WHAT YOU NEED TO DO:
Skip the pictures. Quote every line below, exactly, from the one with "Convert this screenshot" through the final line.

Records from a data source:
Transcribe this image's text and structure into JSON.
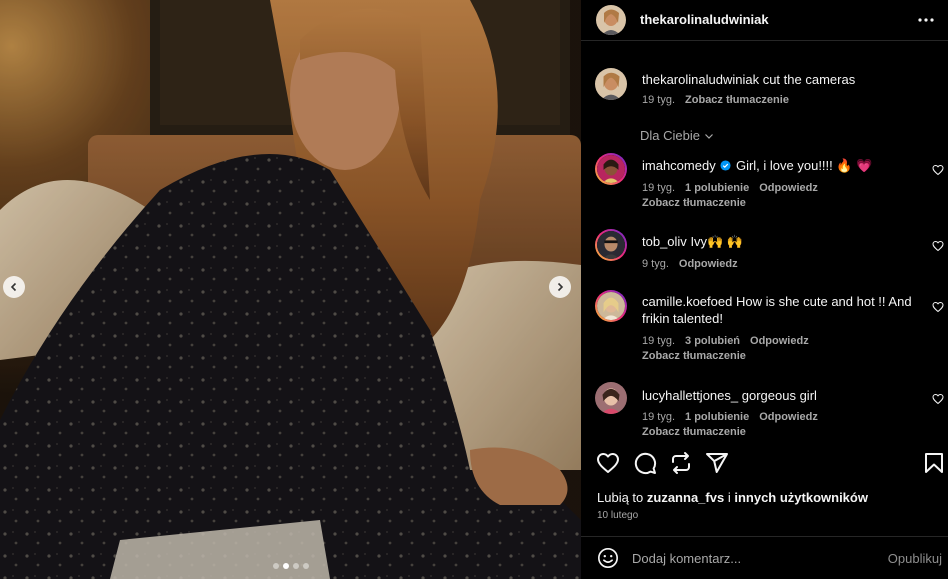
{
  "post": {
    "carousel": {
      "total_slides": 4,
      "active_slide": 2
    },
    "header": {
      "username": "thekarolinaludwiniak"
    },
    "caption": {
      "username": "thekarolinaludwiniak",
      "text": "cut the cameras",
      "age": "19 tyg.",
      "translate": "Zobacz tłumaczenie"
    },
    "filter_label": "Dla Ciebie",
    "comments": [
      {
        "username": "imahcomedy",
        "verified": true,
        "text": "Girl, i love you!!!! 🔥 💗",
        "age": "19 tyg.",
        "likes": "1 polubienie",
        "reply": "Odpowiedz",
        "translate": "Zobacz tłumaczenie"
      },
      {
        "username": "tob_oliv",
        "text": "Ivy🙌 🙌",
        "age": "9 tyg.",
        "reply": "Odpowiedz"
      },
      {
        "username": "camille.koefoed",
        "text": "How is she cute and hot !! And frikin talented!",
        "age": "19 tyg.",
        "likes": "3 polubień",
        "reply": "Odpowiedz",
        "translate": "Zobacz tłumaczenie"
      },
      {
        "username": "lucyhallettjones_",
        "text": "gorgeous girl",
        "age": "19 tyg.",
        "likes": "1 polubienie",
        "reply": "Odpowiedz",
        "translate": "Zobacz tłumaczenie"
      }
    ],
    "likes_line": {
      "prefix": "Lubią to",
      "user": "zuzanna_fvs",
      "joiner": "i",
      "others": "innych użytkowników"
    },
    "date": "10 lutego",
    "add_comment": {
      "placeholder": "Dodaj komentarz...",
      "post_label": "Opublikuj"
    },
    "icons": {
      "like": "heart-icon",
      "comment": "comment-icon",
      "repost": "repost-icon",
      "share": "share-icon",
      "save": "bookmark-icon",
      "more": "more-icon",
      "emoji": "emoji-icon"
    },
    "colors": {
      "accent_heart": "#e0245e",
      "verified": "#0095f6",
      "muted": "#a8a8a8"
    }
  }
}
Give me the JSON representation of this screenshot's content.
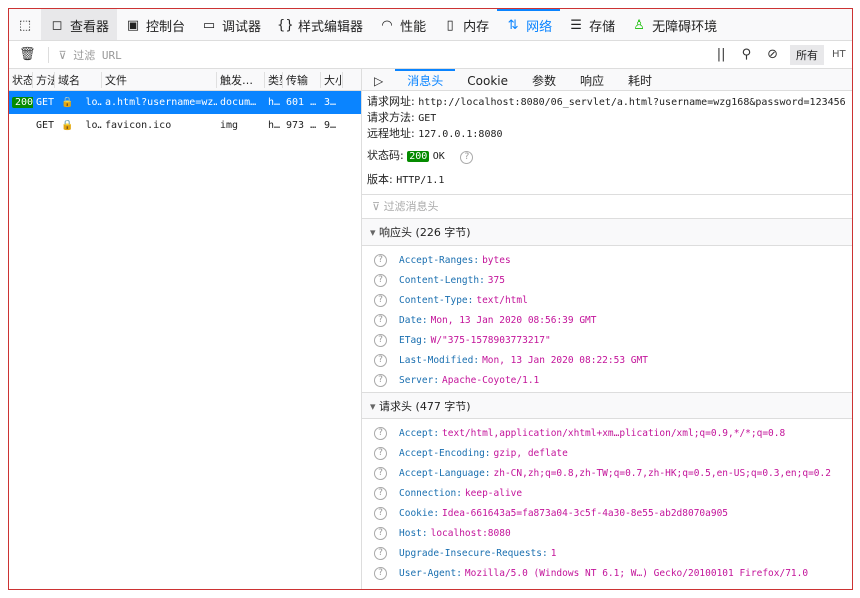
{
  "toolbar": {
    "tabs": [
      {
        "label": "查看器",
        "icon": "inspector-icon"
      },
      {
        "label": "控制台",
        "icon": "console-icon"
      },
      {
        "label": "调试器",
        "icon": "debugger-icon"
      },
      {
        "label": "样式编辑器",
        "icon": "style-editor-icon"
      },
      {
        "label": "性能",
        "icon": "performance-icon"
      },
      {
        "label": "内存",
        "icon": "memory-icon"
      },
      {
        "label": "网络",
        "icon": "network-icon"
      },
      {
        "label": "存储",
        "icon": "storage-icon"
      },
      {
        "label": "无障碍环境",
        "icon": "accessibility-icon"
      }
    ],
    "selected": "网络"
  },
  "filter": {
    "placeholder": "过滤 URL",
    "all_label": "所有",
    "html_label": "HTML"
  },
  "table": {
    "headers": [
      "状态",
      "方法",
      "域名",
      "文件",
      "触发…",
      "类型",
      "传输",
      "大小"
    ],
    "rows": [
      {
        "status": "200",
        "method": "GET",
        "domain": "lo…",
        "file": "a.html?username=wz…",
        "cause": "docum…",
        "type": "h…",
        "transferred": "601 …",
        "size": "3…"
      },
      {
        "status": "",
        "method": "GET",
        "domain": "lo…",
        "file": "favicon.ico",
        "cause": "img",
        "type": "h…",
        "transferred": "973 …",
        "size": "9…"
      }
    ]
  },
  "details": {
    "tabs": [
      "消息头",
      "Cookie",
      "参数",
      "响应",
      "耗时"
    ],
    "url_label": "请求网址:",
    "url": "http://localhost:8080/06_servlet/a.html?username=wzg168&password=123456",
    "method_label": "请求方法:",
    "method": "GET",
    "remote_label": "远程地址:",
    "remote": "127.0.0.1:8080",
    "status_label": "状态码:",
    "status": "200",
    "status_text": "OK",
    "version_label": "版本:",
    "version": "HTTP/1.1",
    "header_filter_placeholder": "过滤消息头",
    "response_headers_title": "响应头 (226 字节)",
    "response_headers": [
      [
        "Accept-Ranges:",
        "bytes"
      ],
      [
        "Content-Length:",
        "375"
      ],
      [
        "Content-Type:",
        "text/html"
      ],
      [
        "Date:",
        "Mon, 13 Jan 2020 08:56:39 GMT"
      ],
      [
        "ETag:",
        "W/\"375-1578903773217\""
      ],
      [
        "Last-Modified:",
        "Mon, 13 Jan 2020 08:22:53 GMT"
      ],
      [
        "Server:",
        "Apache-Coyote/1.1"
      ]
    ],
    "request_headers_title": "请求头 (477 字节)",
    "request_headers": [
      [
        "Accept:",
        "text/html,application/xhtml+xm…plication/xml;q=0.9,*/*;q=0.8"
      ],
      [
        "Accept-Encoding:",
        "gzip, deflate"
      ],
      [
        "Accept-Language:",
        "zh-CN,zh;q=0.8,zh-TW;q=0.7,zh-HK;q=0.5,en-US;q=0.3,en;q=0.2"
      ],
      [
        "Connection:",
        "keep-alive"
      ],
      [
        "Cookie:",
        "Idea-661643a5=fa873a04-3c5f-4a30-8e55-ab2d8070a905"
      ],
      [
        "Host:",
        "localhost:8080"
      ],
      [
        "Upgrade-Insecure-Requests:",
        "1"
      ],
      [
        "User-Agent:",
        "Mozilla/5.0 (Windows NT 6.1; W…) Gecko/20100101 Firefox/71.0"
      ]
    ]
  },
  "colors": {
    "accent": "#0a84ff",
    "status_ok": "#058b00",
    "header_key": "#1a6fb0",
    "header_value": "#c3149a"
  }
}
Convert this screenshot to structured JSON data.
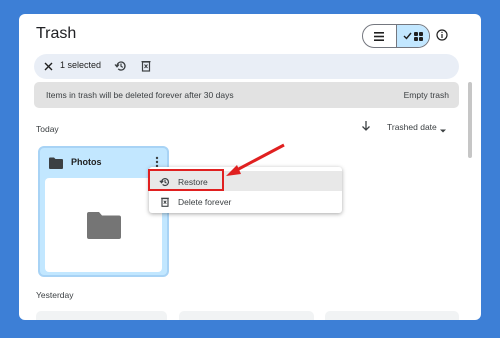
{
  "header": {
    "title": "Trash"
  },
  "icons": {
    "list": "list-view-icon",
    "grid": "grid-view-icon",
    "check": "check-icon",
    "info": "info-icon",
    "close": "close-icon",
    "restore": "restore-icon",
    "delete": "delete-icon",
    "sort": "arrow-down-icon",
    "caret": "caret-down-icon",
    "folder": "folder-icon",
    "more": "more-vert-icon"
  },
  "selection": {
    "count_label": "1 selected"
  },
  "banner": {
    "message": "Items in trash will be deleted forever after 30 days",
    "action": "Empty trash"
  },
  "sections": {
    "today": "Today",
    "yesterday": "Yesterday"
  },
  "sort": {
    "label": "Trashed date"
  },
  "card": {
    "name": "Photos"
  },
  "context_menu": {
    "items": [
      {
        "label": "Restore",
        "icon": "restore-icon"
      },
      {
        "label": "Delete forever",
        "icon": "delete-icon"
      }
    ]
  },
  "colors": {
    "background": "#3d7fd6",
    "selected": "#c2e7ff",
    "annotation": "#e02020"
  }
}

RESPONSE TO THIS TASK:
Convert this screenshot to structured JSON data.
{
  "header": {
    "title": "Trash"
  },
  "icons": {
    "list": "list-view-icon",
    "grid": "grid-view-icon",
    "check": "check-icon",
    "info": "info-icon",
    "close": "close-icon",
    "restore": "restore-icon",
    "delete": "delete-icon",
    "sort": "arrow-down-icon",
    "caret": "caret-down-icon",
    "folder": "folder-icon",
    "more": "more-vert-icon"
  },
  "selection": {
    "count_label": "1 selected"
  },
  "banner": {
    "message": "Items in trash will be deleted forever after 30 days",
    "action": "Empty trash"
  },
  "sections": {
    "today": "Today",
    "yesterday": "Yesterday"
  },
  "sort": {
    "label": "Trashed date"
  },
  "card": {
    "name": "Photos"
  },
  "context_menu": {
    "items": [
      {
        "label": "Restore",
        "icon": "restore-icon"
      },
      {
        "label": "Delete forever",
        "icon": "delete-icon"
      }
    ]
  },
  "colors": {
    "background": "#3d7fd6",
    "selected": "#c2e7ff",
    "annotation": "#e02020"
  }
}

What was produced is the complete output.